PBS grad finds dream job

PBS Grad Finds Her Dream Job: Working with Hero Rats

In the run up to her May 6 graduation, PBS major Sydney Brotheridge was busy learning Swahili.

Why is a senior who is about to begin a job as a researcher so intent on gaining this new skill in her final weeks of college? She will be doing work for which she was well-trained as an undergraduate researcher in Professor Jonathon Crystal’s Comparative Cognition Lab. There she worked with rats to conduct studies of animal memory, which capitalize on these animals’ keen sense of smell to identify features of memory they share with humans to find promising new treatments for diseases like Alzheimer’s, that involve severe memory loss.

Yet Brotheridge will not just be working in any lab. She is working in a lab in Morogoro, Tanzania, at a Belgian company called Apopo, where researchers study and prepare African giant-pouched rats to perform tasks quite different from those they perform in Crystal’s lab. Through research and training at the lab, these “hero rats” learn to sniff out landmines in countries where landmines litter the landscape and to detect positive TB samples more accurately than existing medical tests.

It’s pretty much my dream job.

Sydney Brotheridge

In this way Brotheridge sees the job as a chance to have a real impact on people’s lives.

“It’s pretty much my dream job,” Brotheridge explains. “It combines my love for being adventurous and independent with what I love doing, science and working with the rats.” She also loves the idea that the work has such a direct impact on people’s lives, preventing injury and death from landmines, enabling farmers to reclaim otherwise unusable land, and to help doctors diagnose and prevent the spread of TB.

She is especially excited about the company’s interest in exploring the rats’ untapped potential for other valuable tasks. Among these are the ability to detect symptoms of neurodegenerative diseases, finding victims amidst the rubble of earthquakes and working with customs officials to detect illegal substances.

Such remarkable abilities help explain Brotheridge’s unabashed passion for working with the underappreciated, even stigmatized, creatures.

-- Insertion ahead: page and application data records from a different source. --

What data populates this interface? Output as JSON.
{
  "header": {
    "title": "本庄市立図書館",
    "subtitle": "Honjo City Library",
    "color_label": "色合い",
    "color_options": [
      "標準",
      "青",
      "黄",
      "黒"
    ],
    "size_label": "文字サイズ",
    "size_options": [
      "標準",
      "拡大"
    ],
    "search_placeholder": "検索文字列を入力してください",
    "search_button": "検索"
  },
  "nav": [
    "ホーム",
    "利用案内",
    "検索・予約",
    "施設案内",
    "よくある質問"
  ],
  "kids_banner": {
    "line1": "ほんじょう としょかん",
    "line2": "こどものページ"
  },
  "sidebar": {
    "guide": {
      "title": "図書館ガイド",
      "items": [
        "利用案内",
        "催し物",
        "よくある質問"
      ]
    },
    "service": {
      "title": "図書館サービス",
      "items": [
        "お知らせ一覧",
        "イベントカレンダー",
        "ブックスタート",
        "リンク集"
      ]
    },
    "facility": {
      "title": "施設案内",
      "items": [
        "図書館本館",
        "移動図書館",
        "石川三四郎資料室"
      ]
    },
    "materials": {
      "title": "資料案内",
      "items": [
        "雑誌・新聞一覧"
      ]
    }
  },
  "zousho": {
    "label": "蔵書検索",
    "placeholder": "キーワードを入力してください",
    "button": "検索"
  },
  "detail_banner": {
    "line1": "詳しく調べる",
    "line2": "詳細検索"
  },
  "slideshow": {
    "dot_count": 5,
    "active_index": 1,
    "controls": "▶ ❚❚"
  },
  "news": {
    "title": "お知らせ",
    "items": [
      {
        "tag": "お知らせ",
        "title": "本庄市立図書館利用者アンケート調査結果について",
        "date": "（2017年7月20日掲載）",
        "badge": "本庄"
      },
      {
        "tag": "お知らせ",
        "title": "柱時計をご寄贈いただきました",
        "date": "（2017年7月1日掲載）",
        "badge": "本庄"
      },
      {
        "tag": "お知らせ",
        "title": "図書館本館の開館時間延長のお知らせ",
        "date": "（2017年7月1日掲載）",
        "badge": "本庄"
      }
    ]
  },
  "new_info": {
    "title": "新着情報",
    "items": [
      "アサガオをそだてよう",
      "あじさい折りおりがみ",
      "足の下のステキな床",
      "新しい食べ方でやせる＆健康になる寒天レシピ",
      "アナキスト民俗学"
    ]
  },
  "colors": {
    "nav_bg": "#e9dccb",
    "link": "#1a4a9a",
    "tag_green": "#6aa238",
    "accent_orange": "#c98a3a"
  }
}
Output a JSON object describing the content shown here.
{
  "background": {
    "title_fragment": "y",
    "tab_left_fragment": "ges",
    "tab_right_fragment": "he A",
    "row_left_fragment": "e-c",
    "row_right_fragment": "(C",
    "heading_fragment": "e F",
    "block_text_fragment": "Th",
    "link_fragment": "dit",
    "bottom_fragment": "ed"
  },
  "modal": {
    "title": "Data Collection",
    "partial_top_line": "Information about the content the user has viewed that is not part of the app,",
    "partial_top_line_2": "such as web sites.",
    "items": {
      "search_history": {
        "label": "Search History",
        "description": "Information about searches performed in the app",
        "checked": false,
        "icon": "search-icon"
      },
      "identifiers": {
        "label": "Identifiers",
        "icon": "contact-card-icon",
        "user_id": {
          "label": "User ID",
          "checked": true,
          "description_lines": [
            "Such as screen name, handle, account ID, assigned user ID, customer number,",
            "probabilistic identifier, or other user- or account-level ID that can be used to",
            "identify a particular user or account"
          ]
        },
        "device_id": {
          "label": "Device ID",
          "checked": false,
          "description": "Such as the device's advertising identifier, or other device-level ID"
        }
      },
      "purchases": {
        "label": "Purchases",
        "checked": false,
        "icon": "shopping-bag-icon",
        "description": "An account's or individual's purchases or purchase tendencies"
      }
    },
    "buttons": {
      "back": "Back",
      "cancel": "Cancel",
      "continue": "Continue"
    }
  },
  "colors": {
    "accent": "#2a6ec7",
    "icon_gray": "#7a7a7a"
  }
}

“I love working with the little guys,” she does not hesitate to say. “I don’t think I could have found a better job.”